Berkeley admission limits stir controversy


Photo by Tanika Anbu

Changes in Berkeley admissions have caused distress among Class of 2022 seniors and their families.

Samiya Anwar, Staffer

On March 14, Gov. Gavin Newsom signed a bill that overturned a controversial ruling that would have forced UC Berkeley to immediately decrease student enrollment. Bill 118 gives California’s public colleges and universities 18 months to complete an environmental review before a court can limit a college’s on campus population — meaning Berkeley’s problems are not entirely resolved. 

The California Supreme Court found that Berkeley violated the California Environmental Quality Act, which was passed in 1970 in an effort to mandate public processes that could have impacts on the environment. In court, Berkeley had claimed that their only legal obligation was to evaluate the impacts of enrollment increase only when it concerns physical construction of new buildings; however, the California’s First District Court of Appeal court rejected their argument. In August 2021, an Alameda County Superior Court ordered Berkeley to freeze campus enrollment at the 2020-21 level in response to SBN’s lawsuit. Although the UC Regents requested to postpone the cap of the enrollment, the California Supreme Court ultimately denied the petition. On March 3, Berkeley was forced to accept 5,000 less students in the upcoming school year, significantly impacting the graduating Class of 2022.

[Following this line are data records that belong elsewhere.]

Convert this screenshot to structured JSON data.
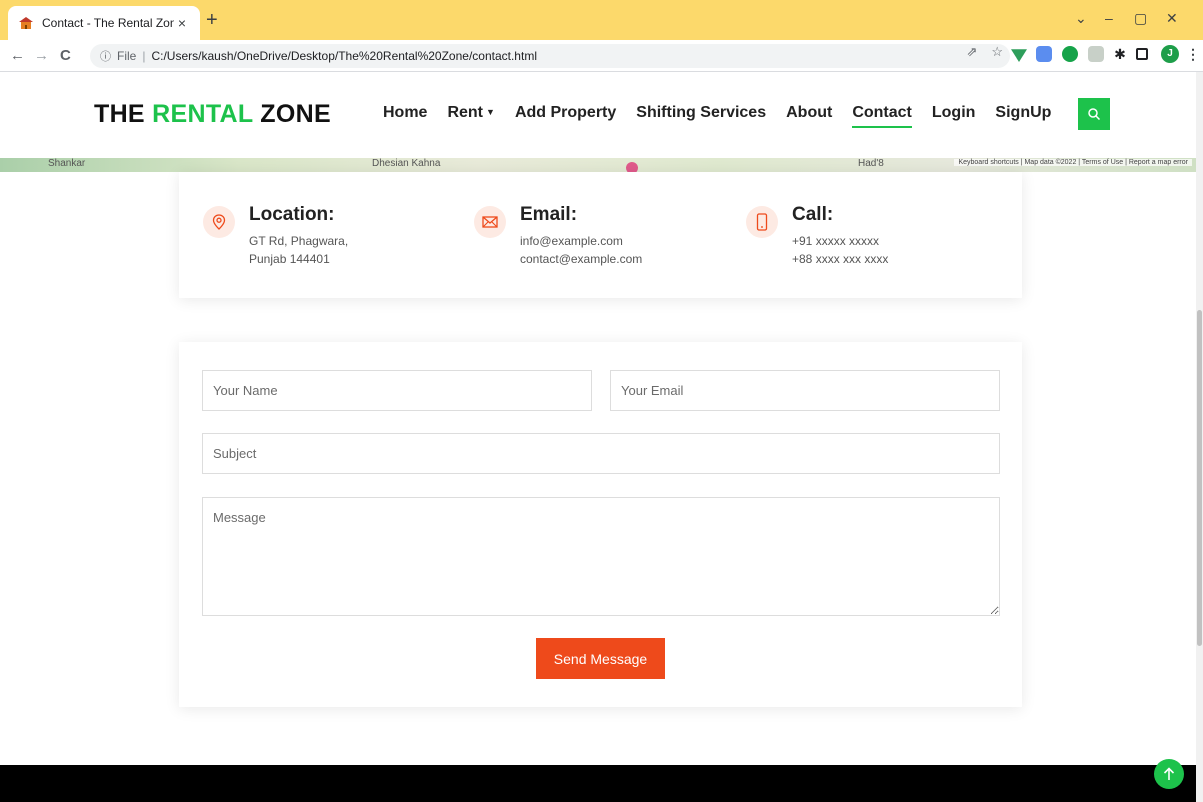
{
  "browser": {
    "tab_title": "Contact - The Rental Zone",
    "tab_close": "×",
    "new_tab": "+",
    "omnibox_info": "ⓘ",
    "omnibox_prefix": "File",
    "omnibox_sep": "|",
    "url": "C:/Users/kaush/OneDrive/Desktop/The%20Rental%20Zone/contact.html",
    "profile_initial": "J",
    "window_controls": [
      "⌄",
      "–",
      "▢",
      "✕"
    ],
    "nav_back": "←",
    "nav_forward": "→",
    "nav_reload": "C",
    "kebab": "⋮"
  },
  "site": {
    "logo_part1": "THE ",
    "logo_part2": "RENTAL",
    "logo_part3": " ZONE",
    "nav": [
      {
        "label": "Home"
      },
      {
        "label": "Rent"
      },
      {
        "label": "Add Property"
      },
      {
        "label": "Shifting Services"
      },
      {
        "label": "About"
      },
      {
        "label": "Contact"
      },
      {
        "label": "Login"
      },
      {
        "label": "SignUp"
      }
    ],
    "rent_caret": "▼"
  },
  "map": {
    "labels": [
      "Shankar",
      "Dhesian Kahna",
      "Had'8"
    ],
    "attribution": "Keyboard shortcuts | Map data ©2022 | Terms of Use | Report a map error"
  },
  "contact_info": {
    "location": {
      "title": "Location:",
      "line1": "GT Rd, Phagwara,",
      "line2": "Punjab 144401"
    },
    "email": {
      "title": "Email:",
      "line1": "info@example.com",
      "line2": "contact@example.com"
    },
    "call": {
      "title": "Call:",
      "line1": "+91 xxxxx xxxxx",
      "line2": "+88 xxxx xxx xxxx"
    }
  },
  "form": {
    "name_placeholder": "Your Name",
    "email_placeholder": "Your Email",
    "subject_placeholder": "Subject",
    "message_placeholder": "Message",
    "submit_label": "Send Message"
  },
  "colors": {
    "brand_green": "#1dc24b",
    "accent_orange": "#ee4a1b",
    "tabbar_yellow": "#fcd96b"
  }
}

“I think the enrollment cap went too far, and it’s a clear indication in the breakdown of communication between the two entities,” Lynbrook college counselor Barb Takahashi said. “They should’ve been able to come up with their own solution without going to court.” 

The enrollment cap distressed high school students across the country who had applied to Berkeley in the upcoming year. In addition to cutting thousands of students, Berkeley had planned on requiring thousands of incoming freshmen to take their classes online, and an additional 650 undergraduates deferred until January 2023. Some seniors at Lynbrook believed that their chances of getting accepted to Berkeley were significantly reduced, while those accepted during early admissions were fearful of the possibility of having to take classes remotely. 

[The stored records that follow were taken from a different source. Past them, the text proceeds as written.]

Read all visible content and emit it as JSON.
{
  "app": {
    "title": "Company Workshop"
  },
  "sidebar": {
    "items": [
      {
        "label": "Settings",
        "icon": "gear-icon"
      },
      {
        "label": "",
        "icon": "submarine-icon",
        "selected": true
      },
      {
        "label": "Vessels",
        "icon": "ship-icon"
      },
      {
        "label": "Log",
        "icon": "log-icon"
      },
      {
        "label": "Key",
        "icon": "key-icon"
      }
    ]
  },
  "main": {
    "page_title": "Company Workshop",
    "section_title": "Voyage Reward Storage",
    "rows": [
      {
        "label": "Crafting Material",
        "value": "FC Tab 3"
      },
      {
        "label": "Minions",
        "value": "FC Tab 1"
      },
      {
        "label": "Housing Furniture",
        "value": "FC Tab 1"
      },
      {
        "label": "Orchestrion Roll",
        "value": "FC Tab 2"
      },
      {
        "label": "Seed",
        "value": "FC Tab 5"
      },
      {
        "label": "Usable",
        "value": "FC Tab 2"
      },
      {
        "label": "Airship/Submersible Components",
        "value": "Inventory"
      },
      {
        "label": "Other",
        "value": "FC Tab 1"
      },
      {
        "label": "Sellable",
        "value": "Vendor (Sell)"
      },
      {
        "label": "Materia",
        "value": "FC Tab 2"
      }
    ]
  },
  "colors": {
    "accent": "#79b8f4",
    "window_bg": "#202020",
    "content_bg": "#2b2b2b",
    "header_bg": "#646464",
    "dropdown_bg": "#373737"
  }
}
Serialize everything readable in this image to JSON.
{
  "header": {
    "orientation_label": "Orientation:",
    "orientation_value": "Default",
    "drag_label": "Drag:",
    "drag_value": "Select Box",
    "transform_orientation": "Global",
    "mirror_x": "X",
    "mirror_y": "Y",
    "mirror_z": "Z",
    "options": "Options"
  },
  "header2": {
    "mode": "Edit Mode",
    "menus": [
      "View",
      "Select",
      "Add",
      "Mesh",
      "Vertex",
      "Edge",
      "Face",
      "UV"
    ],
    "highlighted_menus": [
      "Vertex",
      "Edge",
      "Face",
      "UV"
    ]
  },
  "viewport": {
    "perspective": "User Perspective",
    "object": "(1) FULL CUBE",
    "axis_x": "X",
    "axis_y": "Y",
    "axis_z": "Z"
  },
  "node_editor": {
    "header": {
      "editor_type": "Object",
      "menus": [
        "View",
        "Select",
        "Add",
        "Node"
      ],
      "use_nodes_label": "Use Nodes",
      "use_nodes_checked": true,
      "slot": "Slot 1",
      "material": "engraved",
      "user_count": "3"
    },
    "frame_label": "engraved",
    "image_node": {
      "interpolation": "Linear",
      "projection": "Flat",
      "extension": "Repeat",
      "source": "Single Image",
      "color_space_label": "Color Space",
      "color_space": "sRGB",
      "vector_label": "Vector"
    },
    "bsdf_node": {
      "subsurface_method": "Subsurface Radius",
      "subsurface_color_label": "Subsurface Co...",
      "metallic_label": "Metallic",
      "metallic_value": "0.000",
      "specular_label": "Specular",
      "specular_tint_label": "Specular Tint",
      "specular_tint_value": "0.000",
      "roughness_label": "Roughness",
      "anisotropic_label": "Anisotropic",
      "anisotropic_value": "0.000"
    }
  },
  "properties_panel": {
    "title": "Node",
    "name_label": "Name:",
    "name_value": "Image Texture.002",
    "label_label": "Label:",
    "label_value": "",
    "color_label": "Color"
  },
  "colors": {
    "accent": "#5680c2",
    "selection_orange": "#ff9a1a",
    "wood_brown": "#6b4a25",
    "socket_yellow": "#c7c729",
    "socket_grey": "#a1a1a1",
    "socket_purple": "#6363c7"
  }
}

“Having to take my classes online would suck,” said senior Anya Sikri, who is planning on attending Berkeley in the upcoming school year. “You socialize the most during the first six months of coming to college. Having to take my classes online would mean I would be completely isolated and wouldn’t be able to make new friends.” 

The freezing of enrollment caused mixed reactions from around the nation. SBN was undeniably supportive; others denounced the cap, including Newsom and Berkeley Mayor Jesse Arreguin. In a statement, UC Berkeley Chancellor Carol Christ said that the court order was “devastating news for the students that worked so hard and have earned an offer of a seat in our fall 2022 class. Our fight on behalf of every one of these students continues.”  

Save Berkeley’s Neighborhood, a 501(c)(3) public charity made up of Berkeley residents, campaigned against UC Berkeley for their failure to take into consideration the environmental impacts of their increase in enrollment, including the displacement of lower income tenants, the homelessness and noise and disruption in neighborhoods bordering the campus. In a 2017 survey, 10% of Berkeley’s students reported that they have experienced homelessness while in college. Berkeley has beds for only one-fifth of its student population, the lowest among California universities. SBN President Phil Bokovy believes that before Berkeley accepts more students, it needs to provide housing for the ones it already has. 

In September 2020, the California Supreme Court affirmed a legal victory for SBN and gave them the right to sue Berkeley over environmental impacts. 

“We sued the university because they had not examined the environmental impact of enrollment increase,” Bokovoy said in an interview with National Public Radio. 

To the relief of thousands of UC Berkeley applicants, Newsom’s signage of SB 118 ensures that student enrollment would not immediately decrease under CEQA. Newsom stated that the capping of enrollment undermines critical priorities of the state, including expanding access to education at all levels and opportunities for transfer students. 

Although there is temporary relief for incoming Berkeley students, Berkeley has 18 months to address their environmental impact, and if change does not occur, they have the potential to be sued again.